Shutter Lag – shutter lag is that annoying space between the time you press the shutter release on the camera and when the camera actually takes the picture. If you've ever photographed children, you'll know that's more than enough time to miss the shot. Look for the shortest lag time possible – some point-and-shoots now claim to have lag times as low as .005 second.
Power Source – Occasional snapshooters may be happiest with cameras that run on AA batteries. They're available virtually everywhere, and they eliminate the need to recharge after the camera has been sitting unused for weeks or more.
Access to Menu Features – Some cameras are easier than others when it comes to accessing various menu features. And when you're shooting, you don't want to have to scroll through several layers of menu to get to the setting you want to change. For example, the Pentax Optio WP has a customizable “green button” that allows you to access four settings of your choice with just a press of the button.
Movie Sound – Quite a few digital point-and-shoot cameras offer a “movie mode” that allows you to record short video clips. But some don't record sound. Unless you like silent movies, look for sound as well as movie capability.
Digital Zoom – Ignore this feature. It's really not a zoom at all, and is meaningless for camera comparison purposes. (Compare only the “optical zoom” numbers.) Digital zoom merely enlarges a portion of the screen, resulting in a grainier shot.

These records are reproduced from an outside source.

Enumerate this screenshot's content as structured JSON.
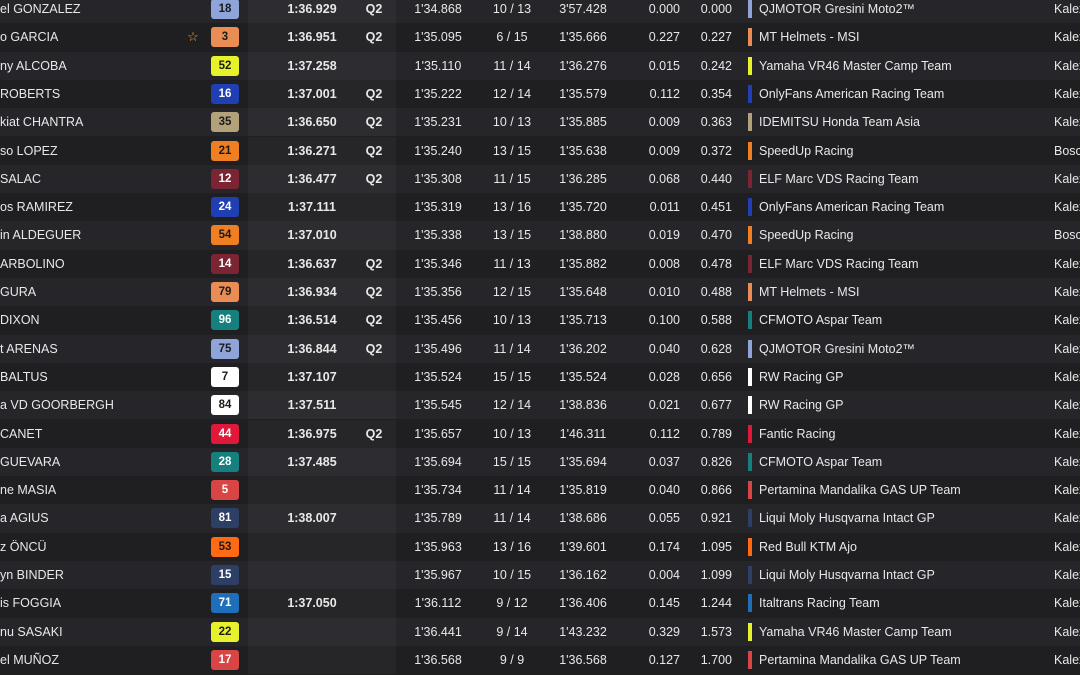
{
  "riders": [
    {
      "name": "el GONZALEZ",
      "fav": false,
      "number": "18",
      "num_bg": "#8fa4d9",
      "num_fg": "#1a1a1a",
      "best": "1:36.929",
      "q": "Q2",
      "lap": "1'34.868",
      "laps": "10 / 13",
      "ref": "3'57.428",
      "gap1": "0.000",
      "gap2": "0.000",
      "team": "QJMOTOR Gresini Moto2™",
      "team_color": "#8fa4d9",
      "manufacturer": "Kalex"
    },
    {
      "name": "o GARCIA",
      "fav": true,
      "number": "3",
      "num_bg": "#e98d55",
      "num_fg": "#1a1a1a",
      "best": "1:36.951",
      "q": "Q2",
      "lap": "1'35.095",
      "laps": "6 / 15",
      "ref": "1'35.666",
      "gap1": "0.227",
      "gap2": "0.227",
      "team": "MT Helmets - MSI",
      "team_color": "#e98d55",
      "manufacturer": "Kalex"
    },
    {
      "name": "ny ALCOBA",
      "fav": false,
      "number": "52",
      "num_bg": "#e6f32a",
      "num_fg": "#1a1a1a",
      "best": "1:37.258",
      "q": "",
      "lap": "1'35.110",
      "laps": "11 / 14",
      "ref": "1'36.276",
      "gap1": "0.015",
      "gap2": "0.242",
      "team": "Yamaha VR46 Master Camp Team",
      "team_color": "#e6f32a",
      "manufacturer": "Kalex"
    },
    {
      "name": "ROBERTS",
      "fav": false,
      "number": "16",
      "num_bg": "#1f3fb3",
      "num_fg": "#ffffff",
      "best": "1:37.001",
      "q": "Q2",
      "lap": "1'35.222",
      "laps": "12 / 14",
      "ref": "1'35.579",
      "gap1": "0.112",
      "gap2": "0.354",
      "team": "OnlyFans American Racing Team",
      "team_color": "#1f3fb3",
      "manufacturer": "Kalex"
    },
    {
      "name": "kiat CHANTRA",
      "fav": false,
      "number": "35",
      "num_bg": "#b3a17a",
      "num_fg": "#1a1a1a",
      "best": "1:36.650",
      "q": "Q2",
      "lap": "1'35.231",
      "laps": "10 / 13",
      "ref": "1'35.885",
      "gap1": "0.009",
      "gap2": "0.363",
      "team": "IDEMITSU Honda Team Asia",
      "team_color": "#b3a17a",
      "manufacturer": "Kalex"
    },
    {
      "name": "so LOPEZ",
      "fav": false,
      "number": "21",
      "num_bg": "#ef7f22",
      "num_fg": "#1a1a1a",
      "best": "1:36.271",
      "q": "Q2",
      "lap": "1'35.240",
      "laps": "13 / 15",
      "ref": "1'35.638",
      "gap1": "0.009",
      "gap2": "0.372",
      "team": "SpeedUp Racing",
      "team_color": "#ef7f22",
      "manufacturer": "Bosc"
    },
    {
      "name": "SALAC",
      "fav": false,
      "number": "12",
      "num_bg": "#7b2534",
      "num_fg": "#ffffff",
      "best": "1:36.477",
      "q": "Q2",
      "lap": "1'35.308",
      "laps": "11 / 15",
      "ref": "1'36.285",
      "gap1": "0.068",
      "gap2": "0.440",
      "team": "ELF Marc VDS Racing Team",
      "team_color": "#7b2534",
      "manufacturer": "Kalex"
    },
    {
      "name": "os RAMIREZ",
      "fav": false,
      "number": "24",
      "num_bg": "#1f3fb3",
      "num_fg": "#ffffff",
      "best": "1:37.111",
      "q": "",
      "lap": "1'35.319",
      "laps": "13 / 16",
      "ref": "1'35.720",
      "gap1": "0.011",
      "gap2": "0.451",
      "team": "OnlyFans American Racing Team",
      "team_color": "#1f3fb3",
      "manufacturer": "Kalex"
    },
    {
      "name": "in ALDEGUER",
      "fav": false,
      "number": "54",
      "num_bg": "#ef7f22",
      "num_fg": "#1a1a1a",
      "best": "1:37.010",
      "q": "",
      "lap": "1'35.338",
      "laps": "13 / 15",
      "ref": "1'38.880",
      "gap1": "0.019",
      "gap2": "0.470",
      "team": "SpeedUp Racing",
      "team_color": "#ef7f22",
      "manufacturer": "Bosc"
    },
    {
      "name": "ARBOLINO",
      "fav": false,
      "number": "14",
      "num_bg": "#7b2534",
      "num_fg": "#ffffff",
      "best": "1:36.637",
      "q": "Q2",
      "lap": "1'35.346",
      "laps": "11 / 13",
      "ref": "1'35.882",
      "gap1": "0.008",
      "gap2": "0.478",
      "team": "ELF Marc VDS Racing Team",
      "team_color": "#7b2534",
      "manufacturer": "Kalex"
    },
    {
      "name": "GURA",
      "fav": false,
      "number": "79",
      "num_bg": "#e98d55",
      "num_fg": "#1a1a1a",
      "best": "1:36.934",
      "q": "Q2",
      "lap": "1'35.356",
      "laps": "12 / 15",
      "ref": "1'35.648",
      "gap1": "0.010",
      "gap2": "0.488",
      "team": "MT Helmets - MSI",
      "team_color": "#e98d55",
      "manufacturer": "Kalex"
    },
    {
      "name": "DIXON",
      "fav": false,
      "number": "96",
      "num_bg": "#16807f",
      "num_fg": "#ffffff",
      "best": "1:36.514",
      "q": "Q2",
      "lap": "1'35.456",
      "laps": "10 / 13",
      "ref": "1'35.713",
      "gap1": "0.100",
      "gap2": "0.588",
      "team": "CFMOTO Aspar Team",
      "team_color": "#16807f",
      "manufacturer": "Kalex"
    },
    {
      "name": "t ARENAS",
      "fav": false,
      "number": "75",
      "num_bg": "#8fa4d9",
      "num_fg": "#1a1a1a",
      "best": "1:36.844",
      "q": "Q2",
      "lap": "1'35.496",
      "laps": "11 / 14",
      "ref": "1'36.202",
      "gap1": "0.040",
      "gap2": "0.628",
      "team": "QJMOTOR Gresini Moto2™",
      "team_color": "#8fa4d9",
      "manufacturer": "Kalex"
    },
    {
      "name": "BALTUS",
      "fav": false,
      "number": "7",
      "num_bg": "#ffffff",
      "num_fg": "#1a1a1a",
      "best": "1:37.107",
      "q": "",
      "lap": "1'35.524",
      "laps": "15 / 15",
      "ref": "1'35.524",
      "gap1": "0.028",
      "gap2": "0.656",
      "team": "RW Racing GP",
      "team_color": "#ffffff",
      "manufacturer": "Kalex"
    },
    {
      "name": "a VD GOORBERGH",
      "fav": false,
      "number": "84",
      "num_bg": "#ffffff",
      "num_fg": "#1a1a1a",
      "best": "1:37.511",
      "q": "",
      "lap": "1'35.545",
      "laps": "12 / 14",
      "ref": "1'38.836",
      "gap1": "0.021",
      "gap2": "0.677",
      "team": "RW Racing GP",
      "team_color": "#ffffff",
      "manufacturer": "Kalex"
    },
    {
      "name": "CANET",
      "fav": false,
      "number": "44",
      "num_bg": "#e0193a",
      "num_fg": "#ffffff",
      "best": "1:36.975",
      "q": "Q2",
      "lap": "1'35.657",
      "laps": "10 / 13",
      "ref": "1'46.311",
      "gap1": "0.112",
      "gap2": "0.789",
      "team": "Fantic Racing",
      "team_color": "#e0193a",
      "manufacturer": "Kalex"
    },
    {
      "name": "GUEVARA",
      "fav": false,
      "number": "28",
      "num_bg": "#16807f",
      "num_fg": "#ffffff",
      "best": "1:37.485",
      "q": "",
      "lap": "1'35.694",
      "laps": "15 / 15",
      "ref": "1'35.694",
      "gap1": "0.037",
      "gap2": "0.826",
      "team": "CFMOTO Aspar Team",
      "team_color": "#16807f",
      "manufacturer": "Kalex"
    },
    {
      "name": "ne MASIA",
      "fav": false,
      "number": "5",
      "num_bg": "#d94444",
      "num_fg": "#ffffff",
      "best": "",
      "q": "",
      "lap": "1'35.734",
      "laps": "11 / 14",
      "ref": "1'35.819",
      "gap1": "0.040",
      "gap2": "0.866",
      "team": "Pertamina Mandalika GAS UP Team",
      "team_color": "#d94444",
      "manufacturer": "Kalex"
    },
    {
      "name": "a AGIUS",
      "fav": false,
      "number": "81",
      "num_bg": "#2e3f66",
      "num_fg": "#ffffff",
      "best": "1:38.007",
      "q": "",
      "lap": "1'35.789",
      "laps": "11 / 14",
      "ref": "1'38.686",
      "gap1": "0.055",
      "gap2": "0.921",
      "team": "Liqui Moly Husqvarna Intact GP",
      "team_color": "#2e3f66",
      "manufacturer": "Kalex"
    },
    {
      "name": "z ÖNCÜ",
      "fav": false,
      "number": "53",
      "num_bg": "#ff6a13",
      "num_fg": "#1a1a1a",
      "best": "",
      "q": "",
      "lap": "1'35.963",
      "laps": "13 / 16",
      "ref": "1'39.601",
      "gap1": "0.174",
      "gap2": "1.095",
      "team": "Red Bull KTM Ajo",
      "team_color": "#ff6a13",
      "manufacturer": "Kalex"
    },
    {
      "name": "yn BINDER",
      "fav": false,
      "number": "15",
      "num_bg": "#2e3f66",
      "num_fg": "#ffffff",
      "best": "",
      "q": "",
      "lap": "1'35.967",
      "laps": "10 / 15",
      "ref": "1'36.162",
      "gap1": "0.004",
      "gap2": "1.099",
      "team": "Liqui Moly Husqvarna Intact GP",
      "team_color": "#2e3f66",
      "manufacturer": "Kalex"
    },
    {
      "name": "is FOGGIA",
      "fav": false,
      "number": "71",
      "num_bg": "#1e6fb8",
      "num_fg": "#ffffff",
      "best": "1:37.050",
      "q": "",
      "lap": "1'36.112",
      "laps": "9 / 12",
      "ref": "1'36.406",
      "gap1": "0.145",
      "gap2": "1.244",
      "team": "Italtrans Racing Team",
      "team_color": "#1e6fb8",
      "manufacturer": "Kalex"
    },
    {
      "name": "nu SASAKI",
      "fav": false,
      "number": "22",
      "num_bg": "#e6f32a",
      "num_fg": "#1a1a1a",
      "best": "",
      "q": "",
      "lap": "1'36.441",
      "laps": "9 / 14",
      "ref": "1'43.232",
      "gap1": "0.329",
      "gap2": "1.573",
      "team": "Yamaha VR46 Master Camp Team",
      "team_color": "#e6f32a",
      "manufacturer": "Kalex"
    },
    {
      "name": "el MUÑOZ",
      "fav": false,
      "number": "17",
      "num_bg": "#d94444",
      "num_fg": "#ffffff",
      "best": "",
      "q": "",
      "lap": "1'36.568",
      "laps": "9 / 9",
      "ref": "1'36.568",
      "gap1": "0.127",
      "gap2": "1.700",
      "team": "Pertamina Mandalika GAS UP Team",
      "team_color": "#d94444",
      "manufacturer": "Kalex"
    }
  ],
  "icons": {
    "favorite": "star-outline-icon"
  }
}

If your new camera comes with a digital zoom – and most do – turn it off, so you don't accidentally ruin a shot by moving into the digital zoom range.